Byler, who is principal of North Vermilion High School in Maurice, said some schools are already struggling to offer students two courses for college credit.
"I think that that becomes a problem for some of our school systems," he said. "I have heard that comment from principals I have talked to."
Janet Pope, executive director of the Louisiana School Boards Association and a member of the panel, echoed those concerns.
Pope said some school districts are already struggling to make ends meet delivering basic education services.
But Mike Faulk, co-chair of the commission and former superintendent of the Central School District, said schools will be offered incentives to expand dual enrollment classes.
"The determining factor will be the people who control the money," said Faulk, a reference to state lawmakers.
Faulk, who is executive director of the Louisiana Association of School Superintendents, said one of the keys will be how any initial dollars are used to expand classes that carry both high school and college credit.
He said if those dollars produce success stories "it is easier to sell to someone else, especially the Legislature."

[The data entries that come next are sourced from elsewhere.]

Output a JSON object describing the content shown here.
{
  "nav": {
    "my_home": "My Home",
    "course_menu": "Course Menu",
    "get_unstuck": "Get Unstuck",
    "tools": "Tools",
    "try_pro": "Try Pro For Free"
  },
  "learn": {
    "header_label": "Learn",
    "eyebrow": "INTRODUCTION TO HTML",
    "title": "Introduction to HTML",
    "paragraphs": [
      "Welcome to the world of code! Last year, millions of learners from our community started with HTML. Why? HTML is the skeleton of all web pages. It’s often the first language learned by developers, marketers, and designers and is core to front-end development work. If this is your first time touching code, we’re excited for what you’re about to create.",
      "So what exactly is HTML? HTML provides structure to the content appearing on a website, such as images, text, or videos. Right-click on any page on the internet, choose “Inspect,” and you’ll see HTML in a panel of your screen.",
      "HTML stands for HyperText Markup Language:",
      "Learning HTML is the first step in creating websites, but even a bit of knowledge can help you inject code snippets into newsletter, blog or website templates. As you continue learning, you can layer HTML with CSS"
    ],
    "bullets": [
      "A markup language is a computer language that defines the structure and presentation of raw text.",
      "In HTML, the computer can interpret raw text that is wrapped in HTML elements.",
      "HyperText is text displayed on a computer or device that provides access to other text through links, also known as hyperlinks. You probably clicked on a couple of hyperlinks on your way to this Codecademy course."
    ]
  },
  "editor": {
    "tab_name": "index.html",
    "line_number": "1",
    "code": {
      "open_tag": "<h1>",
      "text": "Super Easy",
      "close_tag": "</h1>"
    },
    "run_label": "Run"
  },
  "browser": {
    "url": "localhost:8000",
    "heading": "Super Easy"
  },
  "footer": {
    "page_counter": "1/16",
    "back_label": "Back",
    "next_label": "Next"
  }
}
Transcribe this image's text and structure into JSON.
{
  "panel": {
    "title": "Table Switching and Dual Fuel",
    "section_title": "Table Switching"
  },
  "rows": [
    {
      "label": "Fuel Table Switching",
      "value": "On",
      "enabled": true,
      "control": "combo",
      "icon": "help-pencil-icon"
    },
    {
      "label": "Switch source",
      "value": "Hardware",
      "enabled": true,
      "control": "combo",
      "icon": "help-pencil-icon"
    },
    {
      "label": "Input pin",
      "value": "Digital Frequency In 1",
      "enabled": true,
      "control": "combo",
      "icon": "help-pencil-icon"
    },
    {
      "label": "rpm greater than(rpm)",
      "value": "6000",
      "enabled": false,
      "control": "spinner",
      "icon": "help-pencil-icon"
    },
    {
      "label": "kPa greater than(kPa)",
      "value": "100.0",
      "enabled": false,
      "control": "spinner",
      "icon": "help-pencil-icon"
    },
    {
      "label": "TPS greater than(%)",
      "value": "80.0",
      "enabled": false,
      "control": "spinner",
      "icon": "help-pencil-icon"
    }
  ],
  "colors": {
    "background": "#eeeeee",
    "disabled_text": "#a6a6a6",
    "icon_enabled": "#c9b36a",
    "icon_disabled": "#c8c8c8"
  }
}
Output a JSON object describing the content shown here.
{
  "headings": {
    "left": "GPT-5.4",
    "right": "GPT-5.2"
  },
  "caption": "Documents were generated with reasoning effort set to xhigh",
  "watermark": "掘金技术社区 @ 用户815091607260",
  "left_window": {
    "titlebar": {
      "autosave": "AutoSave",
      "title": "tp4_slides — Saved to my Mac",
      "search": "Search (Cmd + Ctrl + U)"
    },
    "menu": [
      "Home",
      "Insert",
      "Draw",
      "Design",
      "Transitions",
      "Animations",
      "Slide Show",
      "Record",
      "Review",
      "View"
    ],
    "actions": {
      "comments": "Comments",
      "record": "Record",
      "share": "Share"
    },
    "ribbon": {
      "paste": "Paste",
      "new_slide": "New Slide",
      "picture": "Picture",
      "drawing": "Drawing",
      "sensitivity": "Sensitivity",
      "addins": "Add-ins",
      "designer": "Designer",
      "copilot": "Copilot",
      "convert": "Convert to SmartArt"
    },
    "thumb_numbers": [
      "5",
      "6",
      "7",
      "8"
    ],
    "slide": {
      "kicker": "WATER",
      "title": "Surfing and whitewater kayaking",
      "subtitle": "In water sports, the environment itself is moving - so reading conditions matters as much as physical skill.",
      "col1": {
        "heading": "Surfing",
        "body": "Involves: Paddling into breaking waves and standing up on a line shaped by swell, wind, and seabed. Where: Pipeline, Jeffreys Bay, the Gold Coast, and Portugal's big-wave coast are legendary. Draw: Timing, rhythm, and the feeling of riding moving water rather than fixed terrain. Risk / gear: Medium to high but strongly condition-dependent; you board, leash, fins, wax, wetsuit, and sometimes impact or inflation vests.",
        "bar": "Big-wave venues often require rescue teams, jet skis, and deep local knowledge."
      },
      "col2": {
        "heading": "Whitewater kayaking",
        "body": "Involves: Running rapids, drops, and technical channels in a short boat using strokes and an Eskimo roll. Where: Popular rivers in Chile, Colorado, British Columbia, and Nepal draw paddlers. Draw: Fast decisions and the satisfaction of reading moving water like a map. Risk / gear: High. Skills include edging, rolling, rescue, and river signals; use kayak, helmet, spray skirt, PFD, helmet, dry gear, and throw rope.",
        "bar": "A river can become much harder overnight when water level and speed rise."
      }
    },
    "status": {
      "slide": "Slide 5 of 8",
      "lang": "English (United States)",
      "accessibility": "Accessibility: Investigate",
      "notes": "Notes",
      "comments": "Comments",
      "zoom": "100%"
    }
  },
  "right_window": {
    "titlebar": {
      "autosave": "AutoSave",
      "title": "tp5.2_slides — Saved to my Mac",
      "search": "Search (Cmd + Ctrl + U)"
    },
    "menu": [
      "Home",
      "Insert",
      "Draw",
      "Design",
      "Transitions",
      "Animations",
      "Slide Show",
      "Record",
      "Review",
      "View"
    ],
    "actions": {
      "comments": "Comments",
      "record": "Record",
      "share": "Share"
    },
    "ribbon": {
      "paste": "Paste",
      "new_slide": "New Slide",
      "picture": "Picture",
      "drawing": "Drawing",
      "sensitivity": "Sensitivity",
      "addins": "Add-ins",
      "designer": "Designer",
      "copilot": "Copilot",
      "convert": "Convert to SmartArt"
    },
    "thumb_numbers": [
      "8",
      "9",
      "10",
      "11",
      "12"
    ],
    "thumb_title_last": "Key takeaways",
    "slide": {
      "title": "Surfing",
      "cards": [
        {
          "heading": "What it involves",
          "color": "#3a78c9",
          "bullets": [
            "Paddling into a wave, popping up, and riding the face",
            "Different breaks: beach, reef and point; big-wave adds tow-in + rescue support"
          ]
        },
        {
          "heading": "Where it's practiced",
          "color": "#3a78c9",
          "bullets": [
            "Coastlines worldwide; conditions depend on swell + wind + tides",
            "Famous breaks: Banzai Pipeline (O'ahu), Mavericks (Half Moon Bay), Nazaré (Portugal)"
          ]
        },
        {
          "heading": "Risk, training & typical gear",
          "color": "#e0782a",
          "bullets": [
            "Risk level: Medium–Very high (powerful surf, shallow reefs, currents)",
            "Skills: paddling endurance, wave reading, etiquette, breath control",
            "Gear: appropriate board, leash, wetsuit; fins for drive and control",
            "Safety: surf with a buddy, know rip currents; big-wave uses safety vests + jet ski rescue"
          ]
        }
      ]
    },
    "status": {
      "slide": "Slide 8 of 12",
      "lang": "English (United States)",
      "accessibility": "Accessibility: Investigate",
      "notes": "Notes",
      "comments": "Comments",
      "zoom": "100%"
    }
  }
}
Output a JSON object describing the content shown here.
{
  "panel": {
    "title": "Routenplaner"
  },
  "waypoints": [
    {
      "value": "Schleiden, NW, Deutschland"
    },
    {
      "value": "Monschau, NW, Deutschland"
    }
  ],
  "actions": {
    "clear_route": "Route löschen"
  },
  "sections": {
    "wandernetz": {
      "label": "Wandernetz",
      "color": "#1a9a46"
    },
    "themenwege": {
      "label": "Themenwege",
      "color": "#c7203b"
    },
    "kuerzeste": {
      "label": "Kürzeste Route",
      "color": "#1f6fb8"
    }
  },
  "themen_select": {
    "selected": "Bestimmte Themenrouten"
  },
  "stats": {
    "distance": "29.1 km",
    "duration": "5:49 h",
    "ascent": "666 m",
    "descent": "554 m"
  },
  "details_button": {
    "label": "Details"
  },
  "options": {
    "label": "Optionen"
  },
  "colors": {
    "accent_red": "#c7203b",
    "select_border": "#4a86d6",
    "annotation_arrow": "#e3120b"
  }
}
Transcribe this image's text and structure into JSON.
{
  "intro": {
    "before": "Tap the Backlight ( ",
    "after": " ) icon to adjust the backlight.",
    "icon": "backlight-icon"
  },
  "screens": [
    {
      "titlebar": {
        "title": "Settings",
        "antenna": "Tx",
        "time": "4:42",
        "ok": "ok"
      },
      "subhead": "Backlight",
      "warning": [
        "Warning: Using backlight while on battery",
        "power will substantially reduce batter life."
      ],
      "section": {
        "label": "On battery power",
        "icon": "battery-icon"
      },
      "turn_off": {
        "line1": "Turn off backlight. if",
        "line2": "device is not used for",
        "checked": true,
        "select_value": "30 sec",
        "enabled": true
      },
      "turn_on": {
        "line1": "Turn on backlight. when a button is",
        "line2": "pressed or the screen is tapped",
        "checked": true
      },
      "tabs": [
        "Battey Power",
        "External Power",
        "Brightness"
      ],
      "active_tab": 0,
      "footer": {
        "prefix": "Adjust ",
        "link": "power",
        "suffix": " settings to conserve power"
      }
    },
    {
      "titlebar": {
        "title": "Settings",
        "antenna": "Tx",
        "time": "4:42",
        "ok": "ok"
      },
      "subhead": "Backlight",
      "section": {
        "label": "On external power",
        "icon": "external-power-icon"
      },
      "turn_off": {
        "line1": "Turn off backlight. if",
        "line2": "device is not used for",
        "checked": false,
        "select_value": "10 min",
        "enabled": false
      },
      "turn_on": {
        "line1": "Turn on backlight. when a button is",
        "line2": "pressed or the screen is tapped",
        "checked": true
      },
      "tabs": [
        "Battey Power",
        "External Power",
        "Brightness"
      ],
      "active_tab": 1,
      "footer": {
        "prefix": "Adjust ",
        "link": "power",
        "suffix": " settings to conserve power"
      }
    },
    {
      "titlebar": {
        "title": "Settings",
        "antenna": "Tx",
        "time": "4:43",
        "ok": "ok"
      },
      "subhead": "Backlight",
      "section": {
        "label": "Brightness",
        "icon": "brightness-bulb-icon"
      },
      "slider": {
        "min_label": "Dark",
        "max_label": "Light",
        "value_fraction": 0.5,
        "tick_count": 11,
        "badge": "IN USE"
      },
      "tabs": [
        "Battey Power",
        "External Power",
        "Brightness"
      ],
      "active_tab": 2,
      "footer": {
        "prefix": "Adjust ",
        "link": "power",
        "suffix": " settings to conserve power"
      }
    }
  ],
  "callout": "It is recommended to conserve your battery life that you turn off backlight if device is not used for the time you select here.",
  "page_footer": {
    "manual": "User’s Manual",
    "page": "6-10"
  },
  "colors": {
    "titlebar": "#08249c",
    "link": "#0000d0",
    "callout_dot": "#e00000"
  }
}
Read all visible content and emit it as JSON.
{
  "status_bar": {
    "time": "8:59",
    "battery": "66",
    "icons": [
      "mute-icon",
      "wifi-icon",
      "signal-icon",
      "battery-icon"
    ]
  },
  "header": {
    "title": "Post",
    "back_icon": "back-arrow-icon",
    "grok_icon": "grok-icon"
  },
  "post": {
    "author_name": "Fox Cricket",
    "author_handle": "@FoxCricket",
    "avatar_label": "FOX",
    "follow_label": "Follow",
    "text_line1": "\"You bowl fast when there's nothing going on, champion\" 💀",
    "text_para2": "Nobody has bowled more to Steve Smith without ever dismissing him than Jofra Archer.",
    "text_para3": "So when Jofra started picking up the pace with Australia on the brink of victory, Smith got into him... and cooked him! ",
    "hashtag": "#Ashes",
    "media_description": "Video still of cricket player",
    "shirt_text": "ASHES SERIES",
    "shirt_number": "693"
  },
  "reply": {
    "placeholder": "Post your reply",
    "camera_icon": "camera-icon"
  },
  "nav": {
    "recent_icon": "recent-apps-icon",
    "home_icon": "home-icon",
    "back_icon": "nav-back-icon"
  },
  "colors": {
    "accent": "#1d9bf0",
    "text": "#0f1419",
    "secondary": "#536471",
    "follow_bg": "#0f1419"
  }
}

The commission includes officials of the state Board of Elementary and Secondary Education, Louisiana School Counselor Association, Council for a Better Louisiana, state Department of Education and the Louisiana Association of Public Charter Schools.